Even staunch NRA members began to get queasy. Former president George H.W. Bush resigned his NRA membership. Former NRA president Richard Riley, who headed the association from 1990 to 1992, told The Post at the time, “We were akin to the Boy Scouts of America . . . and now we’re cast with the Nazis, the skinheads and the Ku Klux Klan.”
LaPierre apologized for having used language that he said was wrongly interpreted as a broad attack on federal agents. And he began to maneuver behind the scenes to keep the NRA from turning into a fringe organization like the John Birch Society. That would mean doing something about Neal Knox, Metaksa and their allies.
At the 1997 annual meeting in Seattle, Knox ran for the office of first vice president, a position that would put him in the line of succession to become president of the NRA. But suddenly he had competition for that job from none other than Charlton Heston. The legendary actor and NRA supporter beat Knox by four votes and went on to become president.
“Needless to say, when you run against Moses, Moses wins,” says Joe Tartaro, the Cincinnati rebel.
Metaksa left ILA the next year, and Knox was off the board at decade’s end. He died in 2005. David Gross, a self-described “Knoxinista,” says Knox and his allies ultimately won the ideological battle even if they personally didn’t survive as NRA leaders.
“You know the old saying, ‘You never want to be first’?” Gross says. “The person with the alleged radical ideas, or the new ideas, they extend themselves, they fail, then somebody comes along, picks up the pieces and then develops the project.”
By 2000, the NRA had become even more closely aligned with the Republican Party and worked strenuously to keep Al Gore from becoming president.
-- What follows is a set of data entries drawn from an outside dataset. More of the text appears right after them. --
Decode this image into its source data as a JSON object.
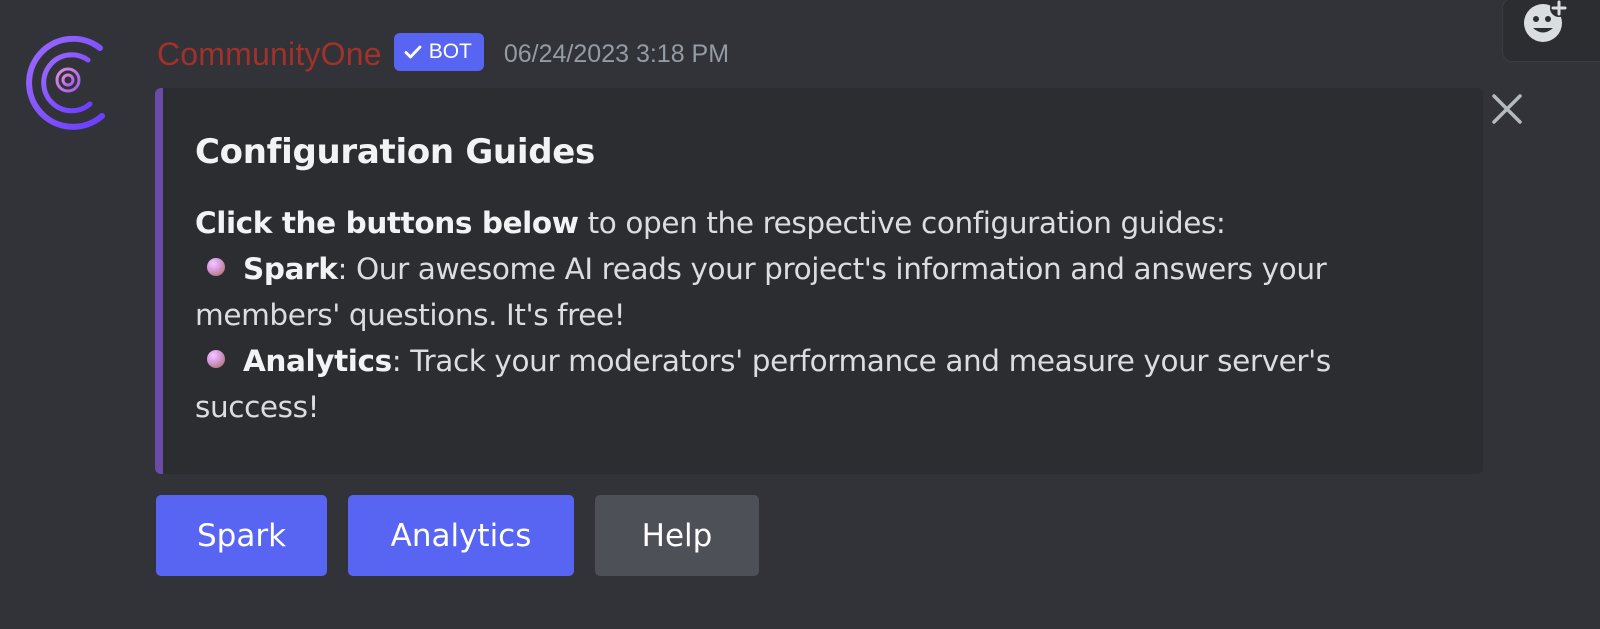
{
  "message": {
    "author": "CommunityOne",
    "bot_badge": "BOT",
    "timestamp": "06/24/2023 3:18 PM"
  },
  "embed": {
    "title": "Configuration Guides",
    "intro_bold": "Click the buttons below",
    "intro_rest": " to open the respective configuration guides:",
    "items": [
      {
        "name": "Spark",
        "description": ": Our awesome AI reads your project's information and answers your members' questions. It's free!"
      },
      {
        "name": "Analytics",
        "description": ": Track your moderators' performance and measure your server's success!"
      }
    ],
    "accent_color": "#6b4aa8"
  },
  "buttons": [
    {
      "label": "Spark",
      "style": "primary"
    },
    {
      "label": "Analytics",
      "style": "primary"
    },
    {
      "label": "Help",
      "style": "secondary"
    }
  ],
  "icons": {
    "avatar": "communityone-logo",
    "verified": "check-icon",
    "reaction": "add-reaction-icon",
    "dismiss": "close-icon"
  },
  "colors": {
    "background": "#313338",
    "username": "#a1312a",
    "blurple": "#5865f2",
    "secondary_button": "#4e5058"
  }
}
At the annual meeting in May of that year, Hollywood legend Heston provided what might be the signature moment in the history of the NRA. He spoke of a looming loss of liberty, of Concord and Lexington, of Pearl Harbor, the “sacred stuff” that “resides in that wooden stock and blued steel.”
Handed a replica of a Colonial musket, he said: “As we set out this year to defeat the divisive forces that would take freedom away, I want to say those fighting words for everyone within the sound of my voice to hear and to heed — and especially for you, Mr. Gore.”
He held the gun aloft.
“From my cold, dead hands!”
The power of controversy
Had Gore managed to carry Arkansas or West Virginia — states full of gun-toting Democrats — or his home state of Tennessee, he would have become president even without any favorable recount of votes in Florida. The next spring, citing the election results, Fortune magazine ranked the NRA as the most powerful lobbying group in Washington, surpassing even AARP.
The paradox for the NRA is that it gains strength when under assault. During the 2000s, with gun control now largely off the table, the NRA membership leveled off. In 2004, the assault-weapons ban expired; in 2008, the Supreme Court ruled, in a 5 to 4 vote, that the Second Amendment establishes an individual’s right to own a firearm.